  • Inventors 101- a lot of building type challenges in this one. Very fun!
  • Space- taught by a man who works on the team with the guy who has the Mars Rovers still on the planet.
  • Knitting
  • Sewing
  • Costume Design
  • Props, Set, Lighting (for a play)
  • Cake Decorating- very popular this semester and word on the street is that two levels will happen in the fall.
  • Jump Rope- these girls were inspired by the movie Jump and their mom agreed to teach it. This involved learning all those cool tricks and they performed at co-op night and it was so fun to watch! They learned a lot.
  • Presidential Physical Fitness- for the award. Remember those??
  • Soccer- taught by a teen with his mom and they had devotional tags that supported different aspects of team work. Very fun.
  • Watercolor Art
  • Story and Fun
  • The Saturdays- a Beyond FIAR unit
  • Recorder- 1 and 2
  • drums
  • Sing for your Spirit, Sing for your Soul- GREAT class with wonderful voices heard the other night
  • Live Like No One Else so you can LIVE like no one else- a Dave Ramsey finance class for high schoolers.
  • The Lion, The Witch, and The Wardrobe- and other dramas usually smaller than this big play.
  • Midget Math
  • Math Games and Puzzles

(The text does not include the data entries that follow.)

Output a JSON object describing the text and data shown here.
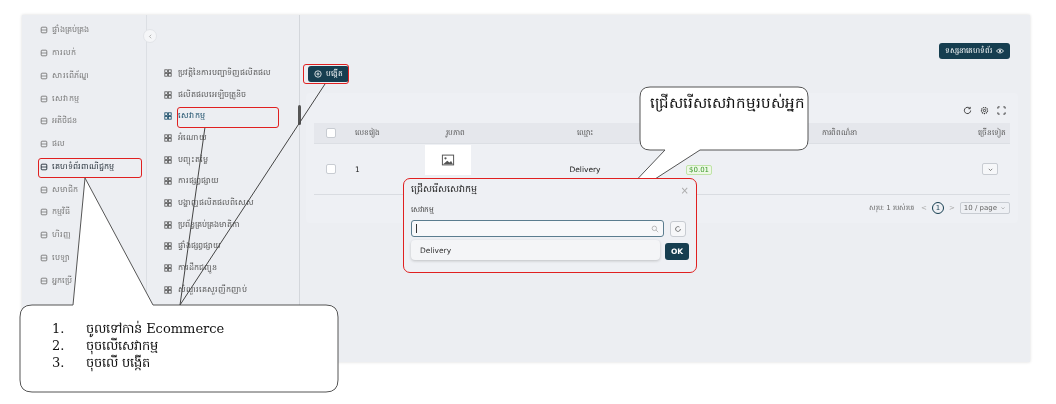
{
  "sidebar": {
    "items": [
      {
        "label": "ផ្ទាំងគ្រប់គ្រង",
        "selected": false
      },
      {
        "label": "ការលក់",
        "selected": false
      },
      {
        "label": "សារពើភ័ណ្ឌ",
        "selected": false
      },
      {
        "label": "សេវាកម្ម",
        "selected": false
      },
      {
        "label": "អតិថិជន",
        "selected": false
      },
      {
        "label": "ផល",
        "selected": false
      },
      {
        "label": "គេហទំព័រពាណិជ្ជកម្ម",
        "selected": true
      },
      {
        "label": "សមាជិក",
        "selected": false
      },
      {
        "label": "កម្មវិធី",
        "selected": false
      },
      {
        "label": "ហិរញ្ញ",
        "selected": false
      },
      {
        "label": "បេឡា",
        "selected": false
      },
      {
        "label": "អ្នកប្រើ",
        "selected": false
      }
    ]
  },
  "submenu": {
    "items": [
      {
        "label": "ប្រវត្តិនៃការបញ្ជាទិញផលិតផល",
        "selected": false
      },
      {
        "label": "ផលិតផលអេឡិចត្រូនិច",
        "selected": false
      },
      {
        "label": "សេវាកម្ម",
        "selected": true
      },
      {
        "label": "អំណោយ",
        "selected": false
      },
      {
        "label": "បញ្ចុះតម្លៃ",
        "selected": false
      },
      {
        "label": "ការផ្សព្វផ្សាយ",
        "selected": false
      },
      {
        "label": "បង្ហាញផលិតផលពិសេស",
        "selected": false
      },
      {
        "label": "ប្រព័ន្ធគ្រប់គ្រងមាតិកា",
        "selected": false
      },
      {
        "label": "ផ្ទាំងផ្សព្វផ្សាយ",
        "selected": false
      },
      {
        "label": "ការដឹកជញ្ជូន",
        "selected": false
      },
      {
        "label": "សំណួរគេសួរញឹកញាប់",
        "selected": false
      }
    ]
  },
  "visit_button": "ទស្សនាគេហទំព័រ",
  "create_button": "បង្កើត",
  "table": {
    "all_checked": false,
    "columns": [
      "លេខរៀង",
      "រូបភាព",
      "ឈ្មោះ",
      "ការពិពណ៌នា",
      "ច្រើនទៀត"
    ],
    "rows": [
      {
        "number": "1",
        "name": "Delivery",
        "price": "$0.01",
        "checked": false
      }
    ],
    "pagination": {
      "total": "សរុប: 1 របស់របរ",
      "prev": "<",
      "page": "1",
      "next": ">",
      "page_size": "10 / page"
    }
  },
  "dialog": {
    "title": "ជ្រើសរើសសេវាកម្ម",
    "close": "×",
    "field_label": "សេវាកម្ម",
    "options": [
      {
        "label": "Delivery"
      }
    ],
    "ok": "OK"
  },
  "callouts": {
    "tip": "ជ្រើសរើសសេវាកម្មរបស់អ្នក",
    "steps": [
      {
        "number": "1.",
        "text": "ចូលទៅកាន់ Ecommerce"
      },
      {
        "number": "2.",
        "text": "ចុចលើសេវាកម្ម"
      },
      {
        "number": "3.",
        "text": "ចុចលើ បង្កើត"
      }
    ]
  }
}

And the list goes on! Click here if you'd like to see more posts on co-op classes. There's a lot there so scroll to the bottom work your way up to check it out. We've had some fun times!

Let me know if you have more questions now. What do you enjoy about co-ops? What makes you stay or walk away?

5 comments:

Sue said...

Your co-op sure sounds like a lot of fun! Unfortunately we don't have one near us. If we did, I would sign up in a heartbeat.

Kylie said...

Awesome and thanks...I love our co-op although not a true co-op since we have paid teachers. I am definitely taking this info with me to our next committee meeting though.

Thank you so much for taking the time to post about it. :)

Valerie said...

Thank you, Heather! This is great information and I've forwarded it to a couple of moms in our co-op. I love the idea of the kids being able to choose the classes that they're interested in as opposed to just putting everyone in a class based on age.

Shonda said...

Great post, heather! Clap clap clap!!

Lecia said...

Wonderful post! We are trying something a little different with our co-op this year. We are having five six-week sessions. The children can take all five classes or just choose what works for each family. I think it will be the best co-op year ever! Thanks for sharing your tips and ideas!